### Task details
Show, in full, each line of the data that contains "Direct".

____ Data records

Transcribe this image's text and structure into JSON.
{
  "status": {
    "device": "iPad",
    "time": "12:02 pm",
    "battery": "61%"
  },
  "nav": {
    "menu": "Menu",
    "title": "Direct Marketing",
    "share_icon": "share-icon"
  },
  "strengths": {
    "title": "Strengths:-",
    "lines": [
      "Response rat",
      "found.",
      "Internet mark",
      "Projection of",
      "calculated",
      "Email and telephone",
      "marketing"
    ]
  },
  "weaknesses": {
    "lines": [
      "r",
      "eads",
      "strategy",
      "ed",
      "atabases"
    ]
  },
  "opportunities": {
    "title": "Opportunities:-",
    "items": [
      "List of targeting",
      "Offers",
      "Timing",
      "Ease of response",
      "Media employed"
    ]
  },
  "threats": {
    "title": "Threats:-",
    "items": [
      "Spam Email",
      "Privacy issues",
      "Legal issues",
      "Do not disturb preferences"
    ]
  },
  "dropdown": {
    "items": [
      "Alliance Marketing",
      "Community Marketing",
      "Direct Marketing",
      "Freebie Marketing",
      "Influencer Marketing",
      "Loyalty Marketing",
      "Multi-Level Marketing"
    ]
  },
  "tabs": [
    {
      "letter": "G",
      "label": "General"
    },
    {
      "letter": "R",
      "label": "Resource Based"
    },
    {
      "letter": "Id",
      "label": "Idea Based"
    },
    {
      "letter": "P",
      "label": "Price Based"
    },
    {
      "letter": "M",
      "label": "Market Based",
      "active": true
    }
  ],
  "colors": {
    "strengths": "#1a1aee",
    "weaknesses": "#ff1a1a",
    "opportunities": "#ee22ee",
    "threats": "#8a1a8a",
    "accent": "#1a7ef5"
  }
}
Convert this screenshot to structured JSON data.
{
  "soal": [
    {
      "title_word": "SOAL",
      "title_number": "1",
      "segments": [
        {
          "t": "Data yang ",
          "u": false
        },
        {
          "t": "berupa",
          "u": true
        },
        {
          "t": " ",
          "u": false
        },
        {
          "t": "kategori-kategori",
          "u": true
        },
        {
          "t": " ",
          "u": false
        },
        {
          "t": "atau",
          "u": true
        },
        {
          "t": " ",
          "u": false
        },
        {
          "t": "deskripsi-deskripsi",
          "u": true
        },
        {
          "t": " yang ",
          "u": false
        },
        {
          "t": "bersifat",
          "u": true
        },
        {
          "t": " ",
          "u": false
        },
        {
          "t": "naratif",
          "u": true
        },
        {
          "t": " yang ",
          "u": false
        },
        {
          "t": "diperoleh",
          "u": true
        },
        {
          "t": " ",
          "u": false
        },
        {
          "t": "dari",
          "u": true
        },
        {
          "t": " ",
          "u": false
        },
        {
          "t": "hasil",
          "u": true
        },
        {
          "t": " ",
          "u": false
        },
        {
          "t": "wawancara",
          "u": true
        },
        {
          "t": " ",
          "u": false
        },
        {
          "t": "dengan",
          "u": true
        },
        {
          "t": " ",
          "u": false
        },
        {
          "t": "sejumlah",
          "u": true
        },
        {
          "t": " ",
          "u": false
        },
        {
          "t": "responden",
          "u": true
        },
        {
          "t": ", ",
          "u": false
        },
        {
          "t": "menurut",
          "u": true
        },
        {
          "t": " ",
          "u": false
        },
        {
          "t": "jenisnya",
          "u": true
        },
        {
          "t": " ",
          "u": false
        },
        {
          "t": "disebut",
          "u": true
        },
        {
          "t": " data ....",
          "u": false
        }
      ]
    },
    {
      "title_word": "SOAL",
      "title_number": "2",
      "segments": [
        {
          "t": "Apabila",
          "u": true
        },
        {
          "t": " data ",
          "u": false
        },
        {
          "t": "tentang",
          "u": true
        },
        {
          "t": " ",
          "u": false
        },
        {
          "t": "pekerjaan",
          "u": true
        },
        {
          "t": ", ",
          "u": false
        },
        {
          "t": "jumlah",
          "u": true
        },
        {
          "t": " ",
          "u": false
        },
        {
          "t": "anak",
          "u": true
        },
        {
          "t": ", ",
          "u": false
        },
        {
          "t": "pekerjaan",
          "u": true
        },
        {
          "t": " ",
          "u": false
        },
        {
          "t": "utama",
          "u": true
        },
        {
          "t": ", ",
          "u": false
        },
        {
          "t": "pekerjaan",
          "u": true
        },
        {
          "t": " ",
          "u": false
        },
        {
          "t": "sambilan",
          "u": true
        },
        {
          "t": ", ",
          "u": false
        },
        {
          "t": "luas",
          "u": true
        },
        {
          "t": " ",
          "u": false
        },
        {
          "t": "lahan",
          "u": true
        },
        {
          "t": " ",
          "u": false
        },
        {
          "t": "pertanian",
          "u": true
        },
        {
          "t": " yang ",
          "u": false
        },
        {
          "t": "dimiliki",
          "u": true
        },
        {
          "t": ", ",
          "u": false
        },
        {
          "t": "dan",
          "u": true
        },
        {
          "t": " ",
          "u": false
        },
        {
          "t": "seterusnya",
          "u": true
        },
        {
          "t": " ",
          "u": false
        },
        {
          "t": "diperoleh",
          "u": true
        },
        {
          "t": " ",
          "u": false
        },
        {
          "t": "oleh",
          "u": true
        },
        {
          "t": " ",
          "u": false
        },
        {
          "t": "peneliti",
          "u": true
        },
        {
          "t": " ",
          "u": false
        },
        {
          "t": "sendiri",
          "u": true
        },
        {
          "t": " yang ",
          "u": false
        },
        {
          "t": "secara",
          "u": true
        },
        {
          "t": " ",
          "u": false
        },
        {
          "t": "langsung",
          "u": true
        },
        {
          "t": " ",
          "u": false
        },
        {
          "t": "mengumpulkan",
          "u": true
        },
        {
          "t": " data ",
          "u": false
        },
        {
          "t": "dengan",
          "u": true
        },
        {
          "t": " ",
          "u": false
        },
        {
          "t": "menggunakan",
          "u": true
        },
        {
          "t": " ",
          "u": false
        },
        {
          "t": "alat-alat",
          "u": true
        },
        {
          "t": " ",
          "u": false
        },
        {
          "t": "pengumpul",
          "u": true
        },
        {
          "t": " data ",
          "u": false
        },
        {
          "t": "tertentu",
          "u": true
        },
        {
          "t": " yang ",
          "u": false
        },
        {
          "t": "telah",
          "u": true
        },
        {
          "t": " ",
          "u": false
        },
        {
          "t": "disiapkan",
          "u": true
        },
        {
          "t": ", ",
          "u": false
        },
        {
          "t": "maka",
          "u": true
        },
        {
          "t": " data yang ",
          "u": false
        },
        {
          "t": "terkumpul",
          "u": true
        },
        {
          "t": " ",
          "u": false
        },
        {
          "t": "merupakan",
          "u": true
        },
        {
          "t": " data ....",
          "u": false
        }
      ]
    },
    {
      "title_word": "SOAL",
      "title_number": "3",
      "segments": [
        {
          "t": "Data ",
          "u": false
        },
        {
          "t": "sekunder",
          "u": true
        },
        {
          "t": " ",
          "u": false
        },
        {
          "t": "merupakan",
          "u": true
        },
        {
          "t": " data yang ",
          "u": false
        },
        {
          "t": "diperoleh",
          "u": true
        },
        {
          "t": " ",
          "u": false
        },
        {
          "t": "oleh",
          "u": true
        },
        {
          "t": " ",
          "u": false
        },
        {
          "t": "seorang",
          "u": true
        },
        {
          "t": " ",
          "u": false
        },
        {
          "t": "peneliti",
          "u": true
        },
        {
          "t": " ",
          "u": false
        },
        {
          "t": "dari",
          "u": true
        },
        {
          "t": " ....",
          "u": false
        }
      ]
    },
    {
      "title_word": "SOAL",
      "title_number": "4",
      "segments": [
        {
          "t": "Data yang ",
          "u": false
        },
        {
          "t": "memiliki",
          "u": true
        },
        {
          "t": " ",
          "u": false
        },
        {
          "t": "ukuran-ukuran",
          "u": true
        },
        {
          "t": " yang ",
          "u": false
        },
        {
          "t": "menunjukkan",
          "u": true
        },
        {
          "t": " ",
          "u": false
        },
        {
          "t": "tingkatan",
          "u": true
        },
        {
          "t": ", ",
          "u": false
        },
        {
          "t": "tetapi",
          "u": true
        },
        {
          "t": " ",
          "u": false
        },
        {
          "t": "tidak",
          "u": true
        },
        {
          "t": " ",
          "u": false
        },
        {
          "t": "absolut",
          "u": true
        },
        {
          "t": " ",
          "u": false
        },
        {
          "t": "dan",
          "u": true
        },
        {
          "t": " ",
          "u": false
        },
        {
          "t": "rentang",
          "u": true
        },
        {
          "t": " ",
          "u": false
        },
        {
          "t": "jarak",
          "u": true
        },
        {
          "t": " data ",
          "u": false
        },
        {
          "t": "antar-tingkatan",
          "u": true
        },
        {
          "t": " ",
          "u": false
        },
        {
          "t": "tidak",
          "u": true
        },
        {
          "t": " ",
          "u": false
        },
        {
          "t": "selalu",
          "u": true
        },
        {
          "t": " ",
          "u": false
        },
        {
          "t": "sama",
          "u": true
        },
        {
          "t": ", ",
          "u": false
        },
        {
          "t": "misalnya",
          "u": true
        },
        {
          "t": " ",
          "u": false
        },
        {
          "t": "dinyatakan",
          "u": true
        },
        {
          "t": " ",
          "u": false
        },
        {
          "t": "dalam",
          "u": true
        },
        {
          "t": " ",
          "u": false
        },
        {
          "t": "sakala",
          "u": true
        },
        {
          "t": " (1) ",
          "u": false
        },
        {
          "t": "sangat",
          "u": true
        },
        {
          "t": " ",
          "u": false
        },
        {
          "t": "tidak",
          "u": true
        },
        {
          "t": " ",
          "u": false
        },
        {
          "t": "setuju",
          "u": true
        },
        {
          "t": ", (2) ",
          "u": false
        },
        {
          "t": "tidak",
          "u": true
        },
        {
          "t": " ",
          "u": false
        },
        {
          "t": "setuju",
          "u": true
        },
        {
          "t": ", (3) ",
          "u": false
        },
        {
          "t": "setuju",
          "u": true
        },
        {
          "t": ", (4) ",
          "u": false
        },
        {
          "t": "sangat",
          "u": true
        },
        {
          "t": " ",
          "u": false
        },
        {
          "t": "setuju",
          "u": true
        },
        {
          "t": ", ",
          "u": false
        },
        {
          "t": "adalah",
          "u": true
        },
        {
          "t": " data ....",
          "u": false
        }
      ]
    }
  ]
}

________

### Written answer
    "title": "Direct Marketing",
      "Direct Marketing",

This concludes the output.